(Items from an interface collection)
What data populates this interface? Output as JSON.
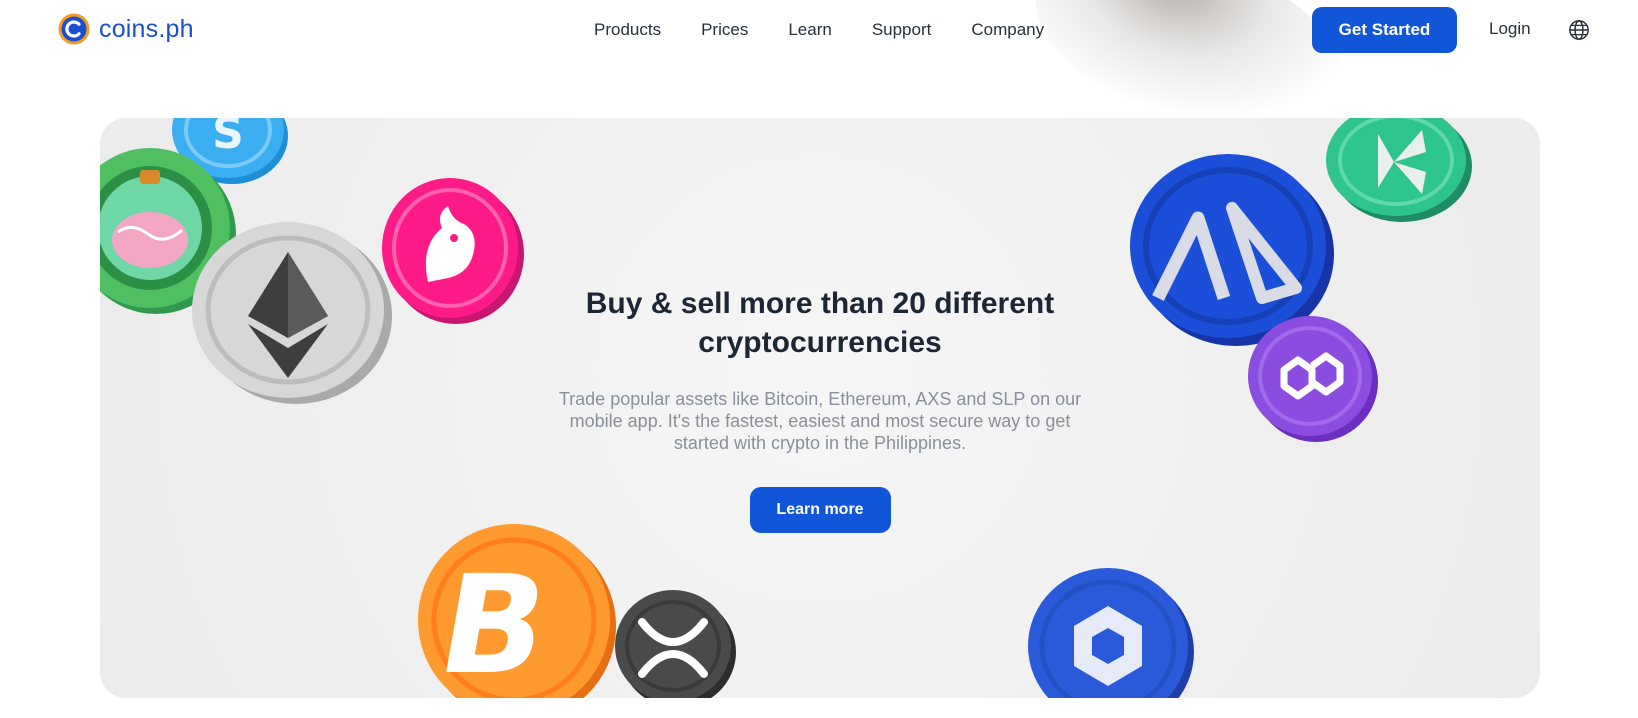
{
  "brand": {
    "name": "coins.ph",
    "color": "#1a4fd0",
    "logo_icon": "coins-ph-logo-icon"
  },
  "nav": {
    "items": [
      {
        "label": "Products"
      },
      {
        "label": "Prices"
      },
      {
        "label": "Learn"
      },
      {
        "label": "Support"
      },
      {
        "label": "Company"
      }
    ]
  },
  "header": {
    "cta_label": "Get Started",
    "login_label": "Login",
    "language_icon": "globe-icon"
  },
  "hero": {
    "title": "Buy & sell more than 20 different cryptocurrencies",
    "description": "Trade popular assets like Bitcoin, Ethereum, AXS and SLP on our mobile app. It's the fastest, easiest and most secure way to get started with crypto in the Philippines.",
    "cta_label": "Learn more",
    "coins": [
      "smooth-love-potion-coin",
      "ethereum-coin",
      "uniswap-coin",
      "sandbox-coin",
      "bitcoin-coin",
      "xrp-coin",
      "axie-infinity-coin",
      "kyber-coin",
      "polygon-coin",
      "chainlink-coin"
    ]
  },
  "colors": {
    "accent": "#1155d9",
    "card_bg": "#f1f1f1",
    "text_muted": "#8a8f98"
  }
}
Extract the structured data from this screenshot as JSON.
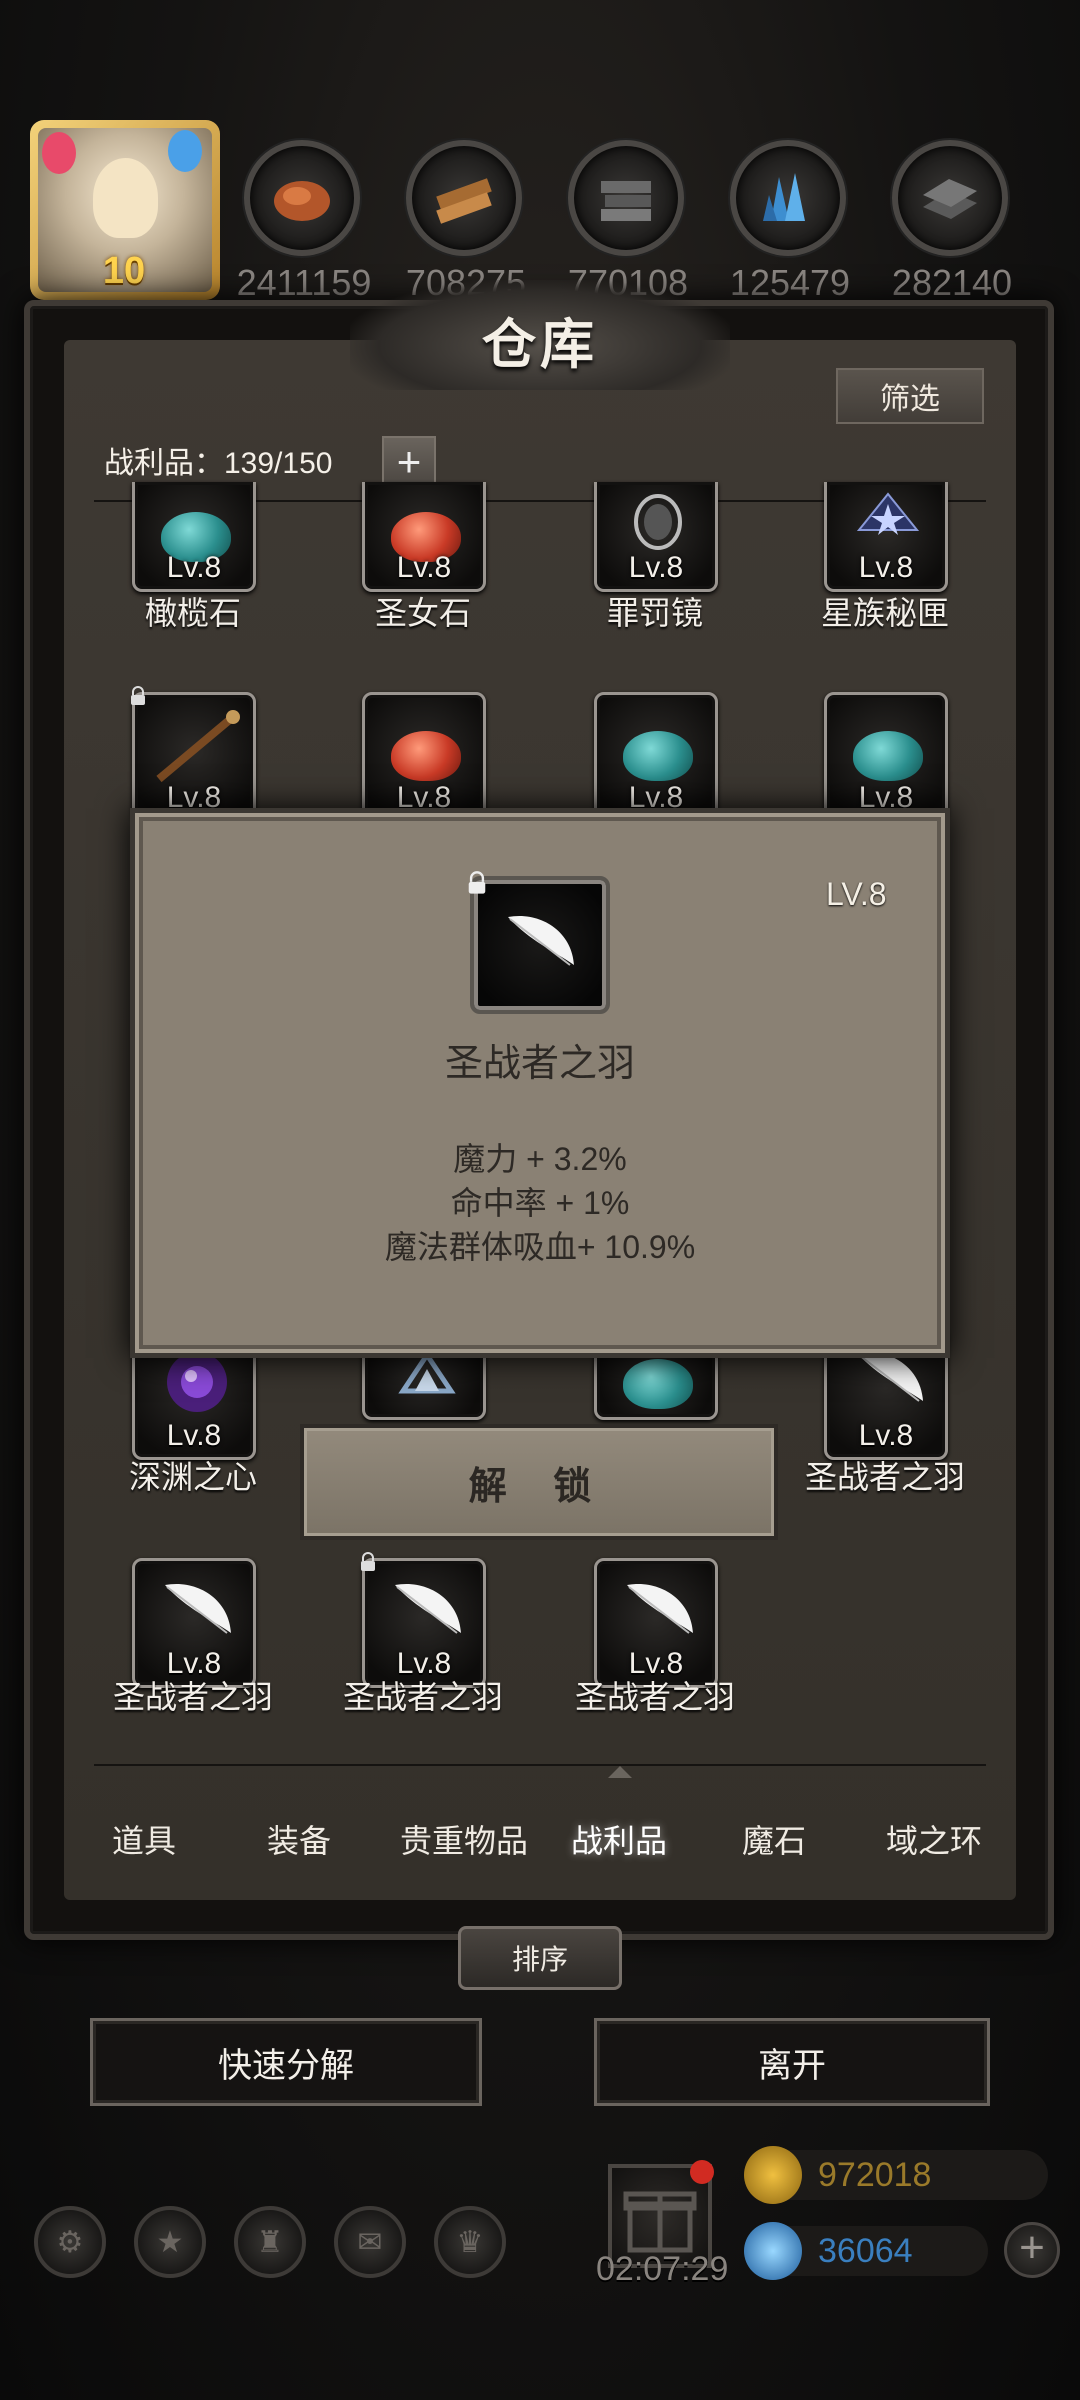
{
  "resources": {
    "avatar_level": "10",
    "items": [
      {
        "icon": "leather-icon",
        "value": "2411159"
      },
      {
        "icon": "wood-icon",
        "value": "708275"
      },
      {
        "icon": "stone-icon",
        "value": "770108"
      },
      {
        "icon": "crystal-icon",
        "value": "125479"
      },
      {
        "icon": "iron-icon",
        "value": "282140"
      }
    ]
  },
  "warehouse": {
    "title": "仓库",
    "filter_label": "筛选",
    "loot_count": "战利品：139/150",
    "plus_label": "+"
  },
  "grid": {
    "row1": [
      {
        "name": "橄榄石",
        "lv": "Lv.8",
        "icon": "teal-gem-icon"
      },
      {
        "name": "圣女石",
        "lv": "Lv.8",
        "icon": "red-gem-icon"
      },
      {
        "name": "罪罚镜",
        "lv": "Lv.8",
        "icon": "mirror-icon"
      },
      {
        "name": "星族秘匣",
        "lv": "Lv.8",
        "icon": "star-box-icon"
      }
    ],
    "row2": [
      {
        "lv": "Lv.8",
        "icon": "staff-icon"
      },
      {
        "lv": "Lv.8",
        "icon": "red-gem-icon"
      },
      {
        "lv": "Lv.8",
        "icon": "teal-gem-icon"
      },
      {
        "lv": "Lv.8",
        "icon": "teal-gem-icon"
      }
    ],
    "row3": [
      {
        "name": "深渊之心",
        "lv": "Lv.8",
        "icon": "abyss-heart-icon"
      },
      {
        "name": "",
        "lv": "",
        "icon": "crest-icon"
      },
      {
        "name": "",
        "lv": "",
        "icon": "teal-gem-icon"
      },
      {
        "name": "圣战者之羽",
        "lv": "Lv.8",
        "icon": "feather-icon"
      }
    ],
    "row4": [
      {
        "name": "圣战者之羽",
        "lv": "Lv.8",
        "icon": "feather-icon"
      },
      {
        "name": "圣战者之羽",
        "lv": "Lv.8",
        "icon": "feather-icon"
      },
      {
        "name": "圣战者之羽",
        "lv": "Lv.8",
        "icon": "feather-icon"
      }
    ]
  },
  "popup": {
    "level": "LV.8",
    "name": "圣战者之羽",
    "stats": [
      "魔力 + 3.2%",
      "命中率 + 1%",
      "魔法群体吸血+ 10.9%"
    ],
    "unlock_label": "解 锁"
  },
  "tabs": [
    {
      "label": "道具",
      "active": false
    },
    {
      "label": "装备",
      "active": false
    },
    {
      "label": "贵重物品",
      "active": false
    },
    {
      "label": "战利品",
      "active": true
    },
    {
      "label": "魔石",
      "active": false
    },
    {
      "label": "域之环",
      "active": false
    }
  ],
  "sort_label": "排序",
  "actions": {
    "quick_decompose": "快速分解",
    "leave": "离开"
  },
  "bottom": {
    "timer": "02:07:29",
    "gold": "972018",
    "gems": "36064"
  },
  "colors": {
    "panel_bg": "#3a352f",
    "popup_bg": "#8a8174",
    "gold_text": "#9a7a2a",
    "gem_text": "#3a7fbf"
  }
}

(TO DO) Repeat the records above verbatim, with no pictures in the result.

(ANSWER TO THE PROBLEM)
What data populates this interface? Output as JSON.
{
  "brand": {
    "name": "coins.ph",
    "color": "#1a4fd0",
    "logo_icon": "coins-ph-logo-icon"
  },
  "nav": {
    "items": [
      {
        "label": "Products"
      },
      {
        "label": "Prices"
      },
      {
        "label": "Learn"
      },
      {
        "label": "Support"
      },
      {
        "label": "Company"
      }
    ]
  },
  "header": {
    "cta_label": "Get Started",
    "login_label": "Login",
    "language_icon": "globe-icon"
  },
  "hero": {
    "title": "Buy & sell more than 20 different cryptocurrencies",
    "description": "Trade popular assets like Bitcoin, Ethereum, AXS and SLP on our mobile app. It's the fastest, easiest and most secure way to get started with crypto in the Philippines.",
    "cta_label": "Learn more",
    "coins": [
      "smooth-love-potion-coin",
      "ethereum-coin",
      "uniswap-coin",
      "sandbox-coin",
      "bitcoin-coin",
      "xrp-coin",
      "axie-infinity-coin",
      "kyber-coin",
      "polygon-coin",
      "chainlink-coin"
    ]
  },
  "colors": {
    "accent": "#1155d9",
    "card_bg": "#f1f1f1",
    "text_muted": "#8a8f98"
  }
}
Extract the structured data from this screenshot as JSON.
{
  "resources": {
    "avatar_level": "10",
    "items": [
      {
        "icon": "leather-icon",
        "value": "2411159"
      },
      {
        "icon": "wood-icon",
        "value": "708275"
      },
      {
        "icon": "stone-icon",
        "value": "770108"
      },
      {
        "icon": "crystal-icon",
        "value": "125479"
      },
      {
        "icon": "iron-icon",
        "value": "282140"
      }
    ]
  },
  "warehouse": {
    "title": "仓库",
    "filter_label": "筛选",
    "loot_count": "战利品：139/150",
    "plus_label": "+"
  },
  "grid": {
    "row1": [
      {
        "name": "橄榄石",
        "lv": "Lv.8",
        "icon": "teal-gem-icon"
      },
      {
        "name": "圣女石",
        "lv": "Lv.8",
        "icon": "red-gem-icon"
      },
      {
        "name": "罪罚镜",
        "lv": "Lv.8",
        "icon": "mirror-icon"
      },
      {
        "name": "星族秘匣",
        "lv": "Lv.8",
        "icon": "star-box-icon"
      }
    ],
    "row2": [
      {
        "lv": "Lv.8",
        "icon": "staff-icon"
      },
      {
        "lv": "Lv.8",
        "icon": "red-gem-icon"
      },
      {
        "lv": "Lv.8",
        "icon": "teal-gem-icon"
      },
      {
        "lv": "Lv.8",
        "icon": "teal-gem-icon"
      }
    ],
    "row3": [
      {
        "name": "深渊之心",
        "lv": "Lv.8",
        "icon": "abyss-heart-icon"
      },
      {
        "name": "",
        "lv": "",
        "icon": "crest-icon"
      },
      {
        "name": "",
        "lv": "",
        "icon": "teal-gem-icon"
      },
      {
        "name": "圣战者之羽",
        "lv": "Lv.8",
        "icon": "feather-icon"
      }
    ],
    "row4": [
      {
        "name": "圣战者之羽",
        "lv": "Lv.8",
        "icon": "feather-icon"
      },
      {
        "name": "圣战者之羽",
        "lv": "Lv.8",
        "icon": "feather-icon"
      },
      {
        "name": "圣战者之羽",
        "lv": "Lv.8",
        "icon": "feather-icon"
      }
    ]
  },
  "popup": {
    "level": "LV.8",
    "name": "圣战者之羽",
    "stats": [
      "魔力 + 3.2%",
      "命中率 + 1%",
      "魔法群体吸血+ 10.9%"
    ],
    "unlock_label": "解 锁"
  },
  "tabs": [
    {
      "label": "道具",
      "active": false
    },
    {
      "label": "装备",
      "active": false
    },
    {
      "label": "贵重物品",
      "active": false
    },
    {
      "label": "战利品",
      "active": true
    },
    {
      "label": "魔石",
      "active": false
    },
    {
      "label": "域之环",
      "active": false
    }
  ],
  "sort_label": "排序",
  "actions": {
    "quick_decompose": "快速分解",
    "leave": "离开"
  },
  "bottom": {
    "timer": "02:07:29",
    "gold": "972018",
    "gems": "36064"
  },
  "colors": {
    "panel_bg": "#3a352f",
    "popup_bg": "#8a8174",
    "gold_text": "#9a7a2a",
    "gem_text": "#3a7fbf"
  }
}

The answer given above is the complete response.